Dollar has changed up its merchandising mix by reducing SKUs and offering
more name brands.
As far as reaching consumers directly is
concerned, says Howell, the internet is "relatively insignificant for
these companies at this point in time compared to other retailers. The
customer base is probably not what I would categorize as really movers on
the internet. Plus, the items tend to be of smaller dollar value, so it's
not one that initially lends itself well to the internet."
"To me, it wouldn't make very much
sense to try and purvey dollar goods over the internet," says
Tashjian. "The cost of advertising and delivery is probably going to
According to Miller, the larger dollar
store players now have the opportunity to gain share from other channels,
such as grocery or drug stores and independents, even as they take
business away from other dollar stores which don't have the efficiencies
of these large chains.
"If you go to any inner city or a
lot of small towns," he notes, "you'll see a number of dollar
stores, many of which are independent or small groups of stores. They
don't have the ability to price goods as competitively or make as strong a
margin as these companies do."
Miller believes Dollar General and Family
Dollar have the ability to develop a combined 30,000 stores around the
country. "Within retail we think this is one of the largest
store-growth opportunities. It's a very open-ended, large-growth
opportunity as we see it."
The secret, says Howell, is multiple
stores and high traffic. "Interestingly enough, Dollar Tree, the
nation's biggest single-price retailer 'everything sells for $1' is
among the best performers right now." The average sale is $7 or $8,
"but the reason they're able to pull it off is that they have so many
stores and high-volume customers."
Dollar Tree is using acquisitions to move
into a larger store format (about twice the size of existing stores); it
bought the 100-plus store Dollar Express chain in 2000. Says Howell,
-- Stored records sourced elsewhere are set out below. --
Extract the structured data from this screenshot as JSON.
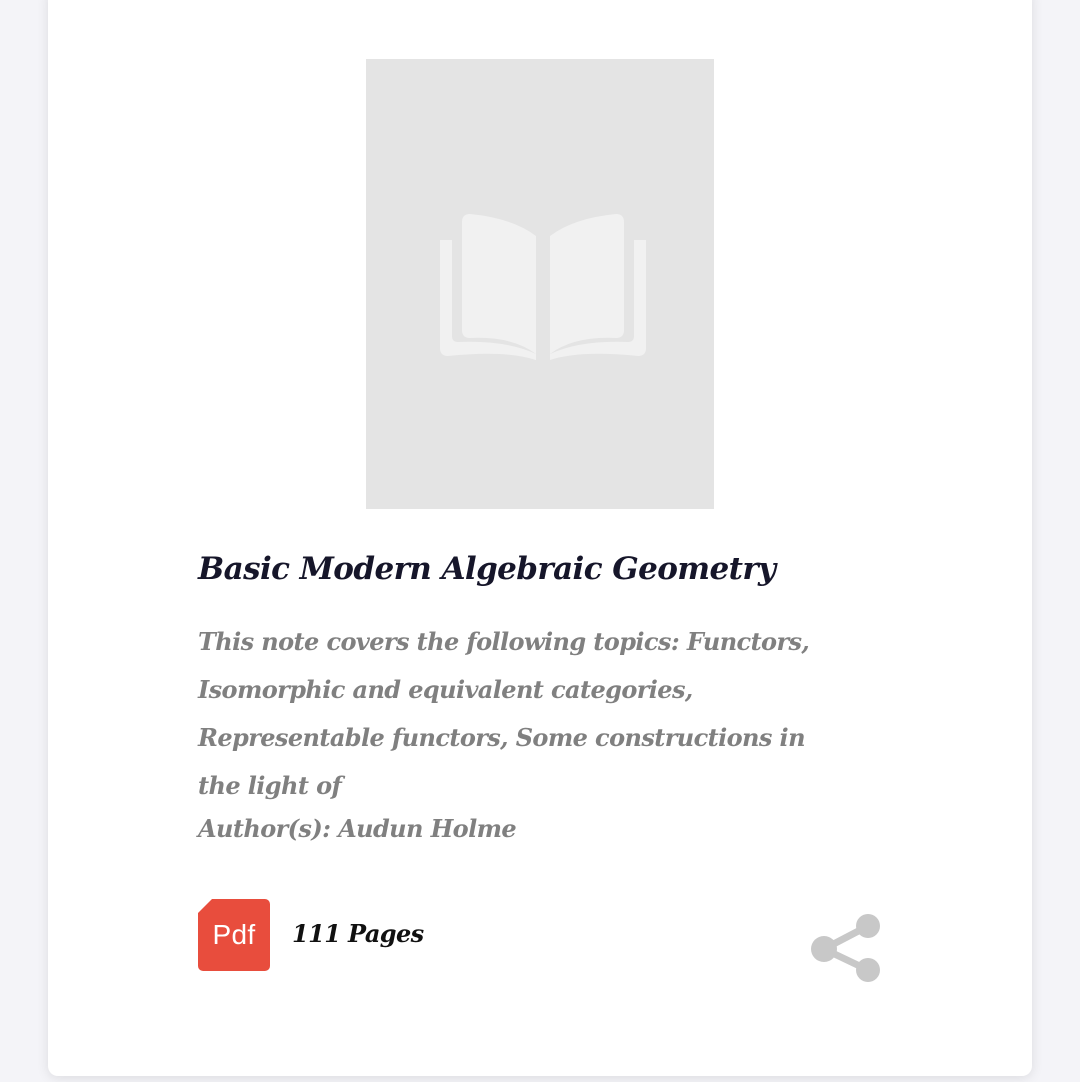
{
  "book": {
    "cover_icon": "open-book-icon",
    "title": "Basic Modern Algebraic Geometry",
    "description": "This note covers the following topics: Functors, Isomorphic and equivalent categories, Representable functors, Some constructions in the light of",
    "author": "Author(s): Audun Holme",
    "format_label": "Pdf",
    "pages": "111 Pages",
    "share_icon": "share-icon"
  },
  "colors": {
    "page_background": "#f4f4f8",
    "card_background": "#ffffff",
    "cover_placeholder": "#e4e4e4",
    "title_text": "#16162a",
    "muted_text": "#808080",
    "pdf_badge": "#e84d3d",
    "share_icon": "#c8c8c8"
  }
}
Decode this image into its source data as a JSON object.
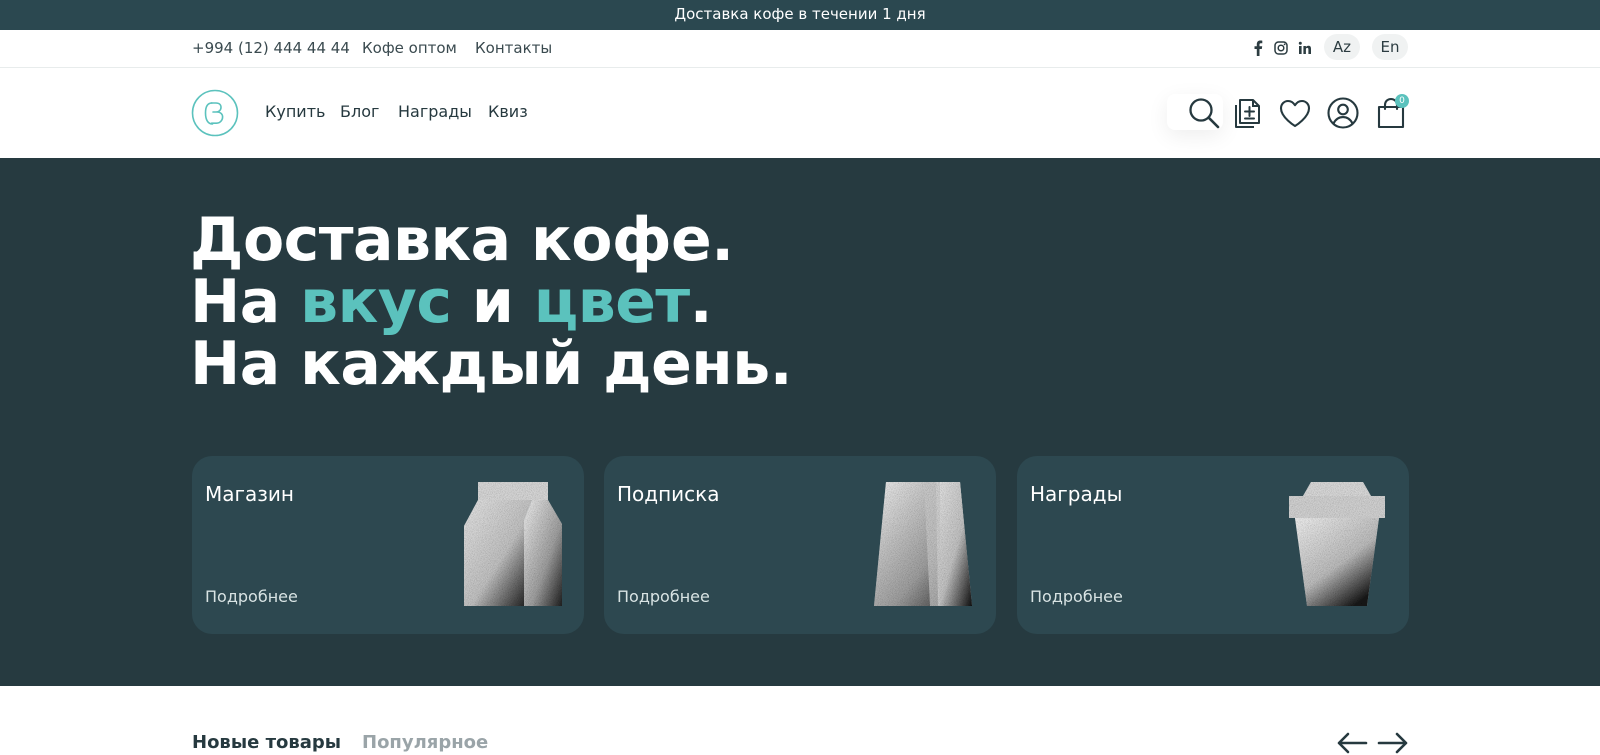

"They've been on a real acquisition streak. They've purchased a
company in each of the last three years. They're really expanding."
article is used with permission from Wholesale